* Do not be pressured into making contributions; reputable charities do not use such pressure tactics.
* Be aware of whom you are dealing with when providing your personal and financial information. Providing such information may compromise your identity and make you vulnerable to identity theft.
* Avoid cash donations if possible. Pay by debit or credit card, or write a check directly to the charity. Do not make checks payable to individuals.
* Legitimate charities do not normally solicit donations via money transfer services.
* Do not send money via Western Union or any electronic means if you’re called regarding a loved one that has been incarcerated in another county, state, or country without verification of that family member’s status. Example, “your loved one is in jail and you need to send $2,000 through Western Union, care of a private entity, in order to bail them out.”
* Be wary of claims that 100% of donations assist victims. All charities have fund-raising and administrative costs. Even a credit card donation will involve, at the very minimum, a processing fee.
* Be cautious when donating online to unfamiliar charities. Be wary of spam messages and emails that claim to link to a relief organization. After the tsunami disaster in 2004 and the earthquake in Haiti last year, many websites and organizations that were created overnight allegedly to help victims turned out to be scams.
* Find out if the charity is providing direct aid or raising money for other groups. You may want to avoid the middleman and give directly to charities that have a presence in the region. Check out the ultimate recipients of the donations to ensure that the organizations are equipped to effectively provide aid.
* Legitimate charities websites end in .org rather than .com.
* Depend on respected experts to evaluate a charity. Be cautious when relying on recommendations such as bloggers, because they may not have fully researched the listed relief organizations. The Better Business Bureau (www.bbb.org) provides a Wise Giving Guide to charities. The guide shows which charities meet the BBB’s stringent standards.
* Do not post personal information on social networking sites. Advise your acquaintances’ to do the same.
* Do not fall victim to the telephone call that advises, “You’ve just won a Lottery!” These callers will require you to send an “insurance” amount to a certain destination prior to you receiving your winnings.

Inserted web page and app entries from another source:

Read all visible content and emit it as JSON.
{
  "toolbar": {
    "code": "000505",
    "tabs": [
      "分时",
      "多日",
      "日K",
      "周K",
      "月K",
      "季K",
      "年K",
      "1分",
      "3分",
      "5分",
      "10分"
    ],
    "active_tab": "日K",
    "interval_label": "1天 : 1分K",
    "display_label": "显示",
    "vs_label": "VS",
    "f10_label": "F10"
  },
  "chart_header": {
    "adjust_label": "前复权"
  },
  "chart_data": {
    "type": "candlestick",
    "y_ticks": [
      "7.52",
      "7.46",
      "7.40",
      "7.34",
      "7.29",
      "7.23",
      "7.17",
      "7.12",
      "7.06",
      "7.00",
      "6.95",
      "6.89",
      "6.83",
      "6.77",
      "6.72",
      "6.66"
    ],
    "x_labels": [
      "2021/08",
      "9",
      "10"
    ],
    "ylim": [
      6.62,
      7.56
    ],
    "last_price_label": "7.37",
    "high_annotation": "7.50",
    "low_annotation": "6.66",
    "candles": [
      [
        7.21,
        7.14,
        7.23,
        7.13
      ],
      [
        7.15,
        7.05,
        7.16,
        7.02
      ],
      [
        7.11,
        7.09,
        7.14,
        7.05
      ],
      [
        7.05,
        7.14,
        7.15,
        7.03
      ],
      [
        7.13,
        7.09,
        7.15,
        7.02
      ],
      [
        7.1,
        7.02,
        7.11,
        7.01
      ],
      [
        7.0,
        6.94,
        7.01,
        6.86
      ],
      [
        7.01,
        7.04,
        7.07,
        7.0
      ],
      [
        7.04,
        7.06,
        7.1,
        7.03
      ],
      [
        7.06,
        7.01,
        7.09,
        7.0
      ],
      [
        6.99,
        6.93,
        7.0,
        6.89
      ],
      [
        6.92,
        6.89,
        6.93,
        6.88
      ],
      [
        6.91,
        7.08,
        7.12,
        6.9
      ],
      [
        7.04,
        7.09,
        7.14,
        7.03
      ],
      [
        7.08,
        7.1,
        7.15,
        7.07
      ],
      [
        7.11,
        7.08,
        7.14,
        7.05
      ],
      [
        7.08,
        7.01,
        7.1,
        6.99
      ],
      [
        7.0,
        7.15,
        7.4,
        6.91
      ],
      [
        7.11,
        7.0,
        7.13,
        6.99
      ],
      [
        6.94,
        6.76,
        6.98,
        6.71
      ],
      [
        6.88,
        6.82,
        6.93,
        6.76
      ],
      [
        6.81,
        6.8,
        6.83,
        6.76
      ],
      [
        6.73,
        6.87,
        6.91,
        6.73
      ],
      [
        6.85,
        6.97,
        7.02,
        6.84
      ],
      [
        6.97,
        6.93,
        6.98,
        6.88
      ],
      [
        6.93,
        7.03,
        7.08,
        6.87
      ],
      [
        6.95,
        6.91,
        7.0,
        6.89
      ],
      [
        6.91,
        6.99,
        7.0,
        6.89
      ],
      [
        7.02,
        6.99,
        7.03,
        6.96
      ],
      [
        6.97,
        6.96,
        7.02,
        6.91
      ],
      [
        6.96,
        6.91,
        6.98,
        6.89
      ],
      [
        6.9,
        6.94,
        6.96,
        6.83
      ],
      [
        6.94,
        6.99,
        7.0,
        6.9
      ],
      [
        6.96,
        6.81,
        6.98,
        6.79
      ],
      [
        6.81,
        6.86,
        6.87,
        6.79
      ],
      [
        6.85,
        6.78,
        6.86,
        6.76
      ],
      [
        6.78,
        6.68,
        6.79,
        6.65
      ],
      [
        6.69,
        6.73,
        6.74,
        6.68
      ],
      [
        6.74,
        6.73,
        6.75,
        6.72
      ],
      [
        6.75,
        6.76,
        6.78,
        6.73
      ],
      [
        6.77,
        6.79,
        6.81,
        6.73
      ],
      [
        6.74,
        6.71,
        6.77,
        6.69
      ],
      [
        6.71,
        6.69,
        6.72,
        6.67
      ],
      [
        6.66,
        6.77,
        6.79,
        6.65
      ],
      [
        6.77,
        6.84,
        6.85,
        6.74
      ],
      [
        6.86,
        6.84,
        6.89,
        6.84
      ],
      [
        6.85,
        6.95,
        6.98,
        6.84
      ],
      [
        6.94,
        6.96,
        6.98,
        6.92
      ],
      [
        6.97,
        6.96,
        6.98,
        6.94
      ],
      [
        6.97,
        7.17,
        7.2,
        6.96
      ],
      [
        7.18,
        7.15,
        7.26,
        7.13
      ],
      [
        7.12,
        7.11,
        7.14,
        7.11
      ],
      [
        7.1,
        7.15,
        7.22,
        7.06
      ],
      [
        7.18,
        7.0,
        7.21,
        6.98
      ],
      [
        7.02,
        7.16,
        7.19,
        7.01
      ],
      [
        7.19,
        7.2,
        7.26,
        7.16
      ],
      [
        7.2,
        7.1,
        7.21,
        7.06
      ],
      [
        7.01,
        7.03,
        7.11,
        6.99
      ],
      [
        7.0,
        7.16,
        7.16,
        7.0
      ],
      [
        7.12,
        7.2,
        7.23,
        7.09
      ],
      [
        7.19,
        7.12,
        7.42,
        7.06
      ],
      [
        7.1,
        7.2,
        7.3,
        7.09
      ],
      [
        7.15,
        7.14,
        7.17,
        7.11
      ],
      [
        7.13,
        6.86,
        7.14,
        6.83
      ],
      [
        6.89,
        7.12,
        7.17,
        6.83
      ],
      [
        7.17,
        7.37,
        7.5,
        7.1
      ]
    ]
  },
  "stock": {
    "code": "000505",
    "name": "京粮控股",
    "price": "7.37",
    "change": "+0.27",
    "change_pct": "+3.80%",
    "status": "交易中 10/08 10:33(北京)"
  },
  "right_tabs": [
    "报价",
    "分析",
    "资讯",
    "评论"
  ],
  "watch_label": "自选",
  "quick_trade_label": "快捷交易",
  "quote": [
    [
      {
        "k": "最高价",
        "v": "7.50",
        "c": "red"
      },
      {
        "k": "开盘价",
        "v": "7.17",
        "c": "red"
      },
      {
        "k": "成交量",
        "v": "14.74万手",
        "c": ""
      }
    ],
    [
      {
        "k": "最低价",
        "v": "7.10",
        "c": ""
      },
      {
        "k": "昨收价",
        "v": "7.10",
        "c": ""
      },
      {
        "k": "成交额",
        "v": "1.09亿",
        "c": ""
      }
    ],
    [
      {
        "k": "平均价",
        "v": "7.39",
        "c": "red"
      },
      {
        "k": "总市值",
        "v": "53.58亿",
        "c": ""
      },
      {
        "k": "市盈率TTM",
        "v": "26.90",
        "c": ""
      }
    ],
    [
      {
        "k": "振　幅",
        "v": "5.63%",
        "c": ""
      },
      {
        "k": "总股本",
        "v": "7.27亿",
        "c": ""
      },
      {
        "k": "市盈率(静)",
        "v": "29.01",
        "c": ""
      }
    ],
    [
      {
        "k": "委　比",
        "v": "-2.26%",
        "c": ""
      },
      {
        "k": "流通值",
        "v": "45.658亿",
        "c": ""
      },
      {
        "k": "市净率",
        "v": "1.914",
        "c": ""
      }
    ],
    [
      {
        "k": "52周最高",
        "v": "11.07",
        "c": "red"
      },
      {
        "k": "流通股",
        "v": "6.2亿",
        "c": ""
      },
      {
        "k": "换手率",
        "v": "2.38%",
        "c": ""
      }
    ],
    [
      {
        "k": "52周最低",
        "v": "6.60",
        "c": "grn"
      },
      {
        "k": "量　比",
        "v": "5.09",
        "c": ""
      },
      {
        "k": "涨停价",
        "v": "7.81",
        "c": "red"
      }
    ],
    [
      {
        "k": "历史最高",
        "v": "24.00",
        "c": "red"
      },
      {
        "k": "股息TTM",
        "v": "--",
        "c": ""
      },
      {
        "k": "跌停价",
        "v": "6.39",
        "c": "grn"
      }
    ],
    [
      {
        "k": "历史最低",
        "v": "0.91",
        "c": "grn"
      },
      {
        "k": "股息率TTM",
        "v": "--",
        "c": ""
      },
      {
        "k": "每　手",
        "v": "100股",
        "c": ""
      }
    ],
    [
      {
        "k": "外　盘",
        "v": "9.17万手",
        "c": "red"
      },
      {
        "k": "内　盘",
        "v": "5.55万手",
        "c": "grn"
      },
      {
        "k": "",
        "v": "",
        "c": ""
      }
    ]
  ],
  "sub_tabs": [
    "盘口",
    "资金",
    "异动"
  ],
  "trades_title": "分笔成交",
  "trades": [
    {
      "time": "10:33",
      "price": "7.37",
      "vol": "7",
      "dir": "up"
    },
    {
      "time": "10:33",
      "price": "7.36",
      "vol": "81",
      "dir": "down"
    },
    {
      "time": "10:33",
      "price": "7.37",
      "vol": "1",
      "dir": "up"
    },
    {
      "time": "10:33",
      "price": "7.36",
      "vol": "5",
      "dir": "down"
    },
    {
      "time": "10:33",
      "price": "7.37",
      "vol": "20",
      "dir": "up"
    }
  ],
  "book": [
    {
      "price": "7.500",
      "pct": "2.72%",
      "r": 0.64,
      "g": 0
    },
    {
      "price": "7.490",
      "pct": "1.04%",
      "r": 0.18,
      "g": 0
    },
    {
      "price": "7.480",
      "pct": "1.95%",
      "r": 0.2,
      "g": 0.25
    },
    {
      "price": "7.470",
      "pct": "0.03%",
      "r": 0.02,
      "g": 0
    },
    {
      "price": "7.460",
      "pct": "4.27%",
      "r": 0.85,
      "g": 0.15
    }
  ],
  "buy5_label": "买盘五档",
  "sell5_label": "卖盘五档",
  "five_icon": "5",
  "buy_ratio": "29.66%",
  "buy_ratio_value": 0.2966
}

The Sheriff’s Office encourages the public to report these fraudulent scams to law enforcement immediately by calling 832-WCSO (9276).